[[ Data shown, beginning ]]
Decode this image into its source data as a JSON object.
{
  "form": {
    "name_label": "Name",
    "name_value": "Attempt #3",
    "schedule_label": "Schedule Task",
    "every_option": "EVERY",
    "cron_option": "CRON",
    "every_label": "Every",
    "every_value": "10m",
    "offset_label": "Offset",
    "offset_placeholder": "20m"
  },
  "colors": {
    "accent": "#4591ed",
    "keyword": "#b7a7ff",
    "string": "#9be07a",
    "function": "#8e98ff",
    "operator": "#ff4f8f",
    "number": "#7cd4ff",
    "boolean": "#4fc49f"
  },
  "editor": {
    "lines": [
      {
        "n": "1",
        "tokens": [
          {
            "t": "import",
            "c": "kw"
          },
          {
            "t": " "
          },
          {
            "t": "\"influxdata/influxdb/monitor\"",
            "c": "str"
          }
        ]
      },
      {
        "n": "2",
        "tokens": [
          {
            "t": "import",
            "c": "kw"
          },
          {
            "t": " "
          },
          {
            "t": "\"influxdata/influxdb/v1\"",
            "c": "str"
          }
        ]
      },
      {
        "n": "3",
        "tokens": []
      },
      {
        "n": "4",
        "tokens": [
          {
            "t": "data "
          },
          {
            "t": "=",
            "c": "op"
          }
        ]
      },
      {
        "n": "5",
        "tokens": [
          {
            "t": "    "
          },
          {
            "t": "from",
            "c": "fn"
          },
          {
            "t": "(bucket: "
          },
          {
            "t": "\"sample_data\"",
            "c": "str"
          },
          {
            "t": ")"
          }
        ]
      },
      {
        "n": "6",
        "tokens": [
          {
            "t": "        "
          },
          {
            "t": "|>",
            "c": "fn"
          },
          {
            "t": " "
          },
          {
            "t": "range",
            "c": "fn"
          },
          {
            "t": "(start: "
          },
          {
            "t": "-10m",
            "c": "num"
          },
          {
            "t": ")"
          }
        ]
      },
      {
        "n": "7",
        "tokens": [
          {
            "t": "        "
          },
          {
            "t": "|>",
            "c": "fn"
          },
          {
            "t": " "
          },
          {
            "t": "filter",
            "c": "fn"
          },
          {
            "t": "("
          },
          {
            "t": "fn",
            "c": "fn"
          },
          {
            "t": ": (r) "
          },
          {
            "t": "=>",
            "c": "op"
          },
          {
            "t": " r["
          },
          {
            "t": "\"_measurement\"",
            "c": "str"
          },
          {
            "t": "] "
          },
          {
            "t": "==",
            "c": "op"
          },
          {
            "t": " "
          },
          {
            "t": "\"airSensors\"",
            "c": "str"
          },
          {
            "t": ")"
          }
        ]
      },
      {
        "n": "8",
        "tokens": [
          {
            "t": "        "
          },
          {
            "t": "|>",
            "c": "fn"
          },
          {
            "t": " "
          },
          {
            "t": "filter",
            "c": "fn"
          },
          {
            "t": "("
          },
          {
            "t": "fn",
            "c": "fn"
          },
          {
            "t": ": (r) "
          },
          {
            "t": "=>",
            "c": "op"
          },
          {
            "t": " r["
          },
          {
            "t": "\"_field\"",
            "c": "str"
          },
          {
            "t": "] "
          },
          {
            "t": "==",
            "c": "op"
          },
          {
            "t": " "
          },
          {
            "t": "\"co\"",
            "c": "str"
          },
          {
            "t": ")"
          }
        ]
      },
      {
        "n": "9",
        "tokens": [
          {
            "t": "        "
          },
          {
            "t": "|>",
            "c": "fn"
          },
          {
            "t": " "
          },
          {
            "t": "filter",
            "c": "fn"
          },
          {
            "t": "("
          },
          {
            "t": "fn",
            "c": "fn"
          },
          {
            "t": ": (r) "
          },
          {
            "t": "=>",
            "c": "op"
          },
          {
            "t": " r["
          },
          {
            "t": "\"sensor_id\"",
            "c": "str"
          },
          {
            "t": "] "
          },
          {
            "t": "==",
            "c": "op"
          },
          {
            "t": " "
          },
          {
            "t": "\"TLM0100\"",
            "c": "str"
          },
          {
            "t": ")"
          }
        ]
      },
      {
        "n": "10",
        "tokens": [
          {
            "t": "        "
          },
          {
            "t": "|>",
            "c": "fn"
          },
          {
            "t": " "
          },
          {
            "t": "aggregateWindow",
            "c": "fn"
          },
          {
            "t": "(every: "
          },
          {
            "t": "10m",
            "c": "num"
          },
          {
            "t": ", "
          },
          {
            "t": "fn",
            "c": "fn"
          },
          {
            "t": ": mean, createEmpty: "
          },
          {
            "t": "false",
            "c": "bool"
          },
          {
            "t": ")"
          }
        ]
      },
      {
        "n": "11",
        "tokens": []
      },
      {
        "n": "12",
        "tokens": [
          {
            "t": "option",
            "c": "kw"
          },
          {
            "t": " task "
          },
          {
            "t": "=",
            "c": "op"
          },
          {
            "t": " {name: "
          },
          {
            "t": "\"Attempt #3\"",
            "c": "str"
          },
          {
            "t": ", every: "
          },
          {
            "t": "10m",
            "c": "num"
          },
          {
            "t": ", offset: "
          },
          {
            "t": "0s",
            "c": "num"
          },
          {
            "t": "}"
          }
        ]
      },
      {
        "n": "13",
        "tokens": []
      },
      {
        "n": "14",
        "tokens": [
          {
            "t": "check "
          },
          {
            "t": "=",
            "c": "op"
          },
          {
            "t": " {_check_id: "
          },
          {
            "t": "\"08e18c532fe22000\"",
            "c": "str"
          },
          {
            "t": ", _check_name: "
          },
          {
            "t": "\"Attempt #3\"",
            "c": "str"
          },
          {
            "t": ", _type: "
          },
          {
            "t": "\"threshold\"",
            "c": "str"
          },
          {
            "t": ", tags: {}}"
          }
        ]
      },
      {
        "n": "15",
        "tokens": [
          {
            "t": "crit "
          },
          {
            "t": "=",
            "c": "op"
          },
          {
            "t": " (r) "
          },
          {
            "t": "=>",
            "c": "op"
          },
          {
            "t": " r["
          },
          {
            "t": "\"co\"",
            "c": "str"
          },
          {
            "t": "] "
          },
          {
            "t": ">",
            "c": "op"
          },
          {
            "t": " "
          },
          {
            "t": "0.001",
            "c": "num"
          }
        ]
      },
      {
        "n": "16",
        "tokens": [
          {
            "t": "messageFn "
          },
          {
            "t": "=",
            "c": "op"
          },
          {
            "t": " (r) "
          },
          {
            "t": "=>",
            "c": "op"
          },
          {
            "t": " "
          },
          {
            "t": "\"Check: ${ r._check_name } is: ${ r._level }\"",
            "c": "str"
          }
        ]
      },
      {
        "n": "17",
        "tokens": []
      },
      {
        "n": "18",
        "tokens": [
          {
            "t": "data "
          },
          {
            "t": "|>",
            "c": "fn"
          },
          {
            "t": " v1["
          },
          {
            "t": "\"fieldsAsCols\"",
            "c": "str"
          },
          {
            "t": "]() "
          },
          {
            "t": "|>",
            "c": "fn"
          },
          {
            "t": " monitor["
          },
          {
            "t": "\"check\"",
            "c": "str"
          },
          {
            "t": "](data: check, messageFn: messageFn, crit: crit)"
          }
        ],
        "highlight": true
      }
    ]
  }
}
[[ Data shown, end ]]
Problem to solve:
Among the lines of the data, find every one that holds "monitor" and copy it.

Answer section:
            "t": "\"influxdata/influxdb/monitor\"",
            "t": " monitor["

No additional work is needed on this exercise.